*Extracted data*
◇ ◇ ◇

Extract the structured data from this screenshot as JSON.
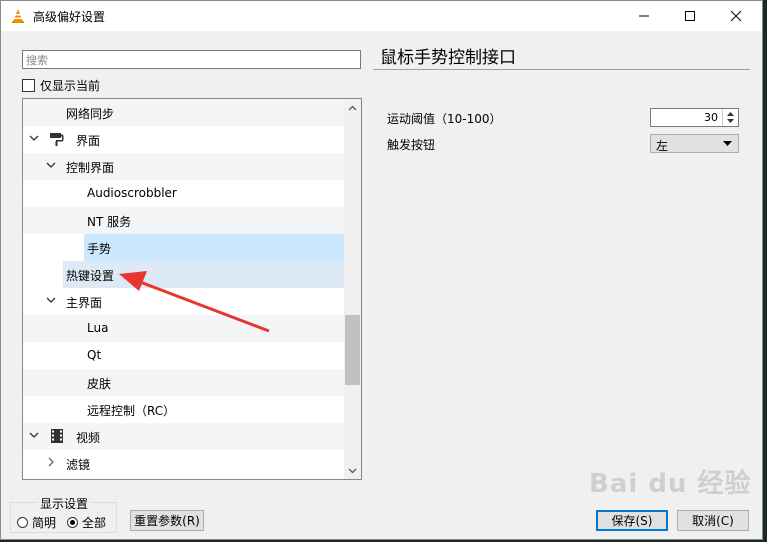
{
  "window": {
    "title": "高级偏好设置"
  },
  "search": {
    "placeholder": "搜索"
  },
  "filter": {
    "label": "仅显示当前"
  },
  "tree": {
    "items": [
      {
        "label": "网络同步"
      },
      {
        "label": "界面"
      },
      {
        "label": "控制界面"
      },
      {
        "label": "Audioscrobbler"
      },
      {
        "label": "NT 服务"
      },
      {
        "label": "手势"
      },
      {
        "label": "热键设置"
      },
      {
        "label": "主界面"
      },
      {
        "label": "Lua"
      },
      {
        "label": "Qt"
      },
      {
        "label": "皮肤"
      },
      {
        "label": "远程控制（RC）"
      },
      {
        "label": "视频"
      },
      {
        "label": "滤镜"
      }
    ]
  },
  "panel": {
    "title": "鼠标手势控制接口",
    "threshold_label": "运动阈值（10-100）",
    "threshold_value": "30",
    "trigger_label": "触发按钮",
    "trigger_value": "左"
  },
  "display_settings": {
    "title": "显示设置",
    "simple_label": "简明",
    "all_label": "全部",
    "selected": "全部"
  },
  "buttons": {
    "reset": "重置参数(R)",
    "save": "保存(S)",
    "cancel": "取消(C)"
  },
  "colors": {
    "selection": "#cce8ff",
    "annotation_arrow": "#e8362f"
  }
}
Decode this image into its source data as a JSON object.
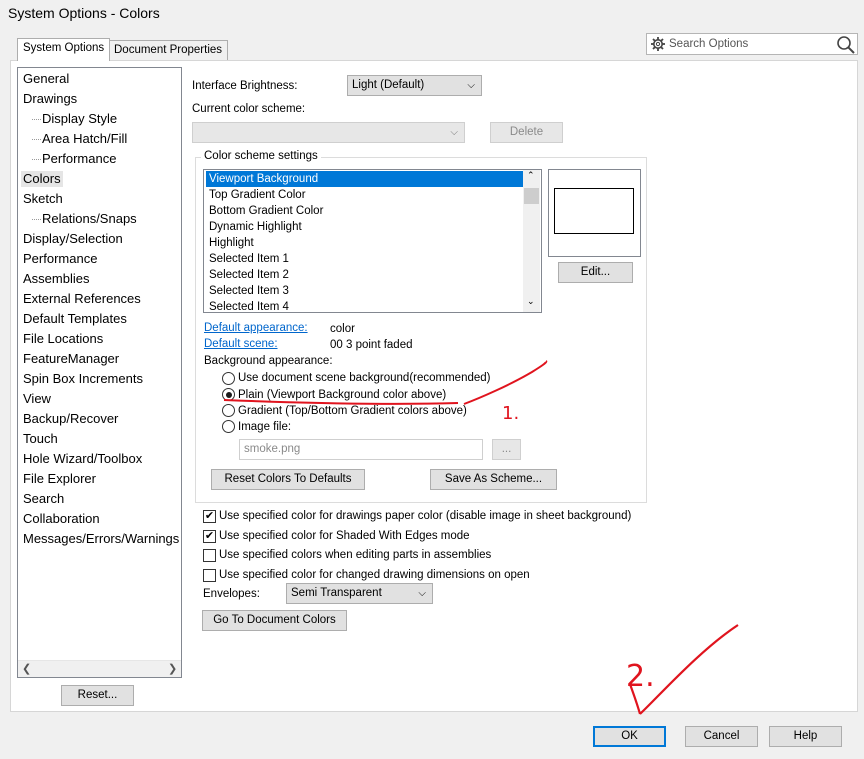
{
  "window": {
    "title": "System Options - Colors"
  },
  "tabs": [
    {
      "label": "System Options"
    },
    {
      "label": "Document Properties"
    }
  ],
  "search": {
    "placeholder": "Search Options"
  },
  "tree": {
    "items": [
      {
        "label": "General",
        "indent": 0
      },
      {
        "label": "Drawings",
        "indent": 0
      },
      {
        "label": "Display Style",
        "indent": 1
      },
      {
        "label": "Area Hatch/Fill",
        "indent": 1
      },
      {
        "label": "Performance",
        "indent": 1
      },
      {
        "label": "Colors",
        "indent": 0,
        "selected": true
      },
      {
        "label": "Sketch",
        "indent": 0
      },
      {
        "label": "Relations/Snaps",
        "indent": 1
      },
      {
        "label": "Display/Selection",
        "indent": 0
      },
      {
        "label": "Performance",
        "indent": 0
      },
      {
        "label": "Assemblies",
        "indent": 0
      },
      {
        "label": "External References",
        "indent": 0
      },
      {
        "label": "Default Templates",
        "indent": 0
      },
      {
        "label": "File Locations",
        "indent": 0
      },
      {
        "label": "FeatureManager",
        "indent": 0
      },
      {
        "label": "Spin Box Increments",
        "indent": 0
      },
      {
        "label": "View",
        "indent": 0
      },
      {
        "label": "Backup/Recover",
        "indent": 0
      },
      {
        "label": "Touch",
        "indent": 0
      },
      {
        "label": "Hole Wizard/Toolbox",
        "indent": 0
      },
      {
        "label": "File Explorer",
        "indent": 0
      },
      {
        "label": "Search",
        "indent": 0
      },
      {
        "label": "Collaboration",
        "indent": 0
      },
      {
        "label": "Messages/Errors/Warnings",
        "indent": 0
      }
    ],
    "reset_label": "Reset..."
  },
  "main": {
    "brightness_label": "Interface Brightness:",
    "brightness_value": "Light (Default)",
    "scheme_label": "Current color scheme:",
    "scheme_value": "",
    "delete_label": "Delete",
    "group_title": "Color scheme settings",
    "color_items": [
      "Viewport Background",
      "Top Gradient Color",
      "Bottom Gradient Color",
      "Dynamic Highlight",
      "Highlight",
      "Selected Item 1",
      "Selected Item 2",
      "Selected Item 3",
      "Selected Item 4"
    ],
    "edit_label": "Edit...",
    "default_appearance_label": "Default appearance:",
    "default_appearance_value": "color",
    "default_scene_label": "Default scene:",
    "default_scene_value": "00 3 point faded",
    "background_label": "Background appearance:",
    "bg_options": [
      "Use document scene background(recommended)",
      "Plain (Viewport Background color above)",
      "Gradient (Top/Bottom Gradient colors above)",
      "Image file:"
    ],
    "bg_selected": 1,
    "image_file_value": "smoke.png",
    "browse_label": "...",
    "reset_colors_label": "Reset Colors To Defaults",
    "save_scheme_label": "Save As Scheme...",
    "checks": [
      {
        "label": "Use specified color for drawings paper color (disable image in sheet background)",
        "checked": true
      },
      {
        "label": "Use specified color for Shaded With Edges mode",
        "checked": true
      },
      {
        "label": "Use specified colors when editing parts in assemblies",
        "checked": false
      },
      {
        "label": "Use specified color for changed drawing dimensions on open",
        "checked": false
      }
    ],
    "envelopes_label": "Envelopes:",
    "envelopes_value": "Semi Transparent",
    "go_doc_colors_label": "Go To Document Colors"
  },
  "footer": {
    "ok": "OK",
    "cancel": "Cancel",
    "help": "Help"
  },
  "annotations": {
    "mark1": "1.",
    "mark2": "2."
  },
  "colors": {
    "selection": "#0078d7",
    "link": "#0066cc",
    "annotation": "#e0141e"
  }
}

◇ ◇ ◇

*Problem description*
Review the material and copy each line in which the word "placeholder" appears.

*Result for this exercise*
    "placeholder": "搜索"
    "placeholder": "Search Options"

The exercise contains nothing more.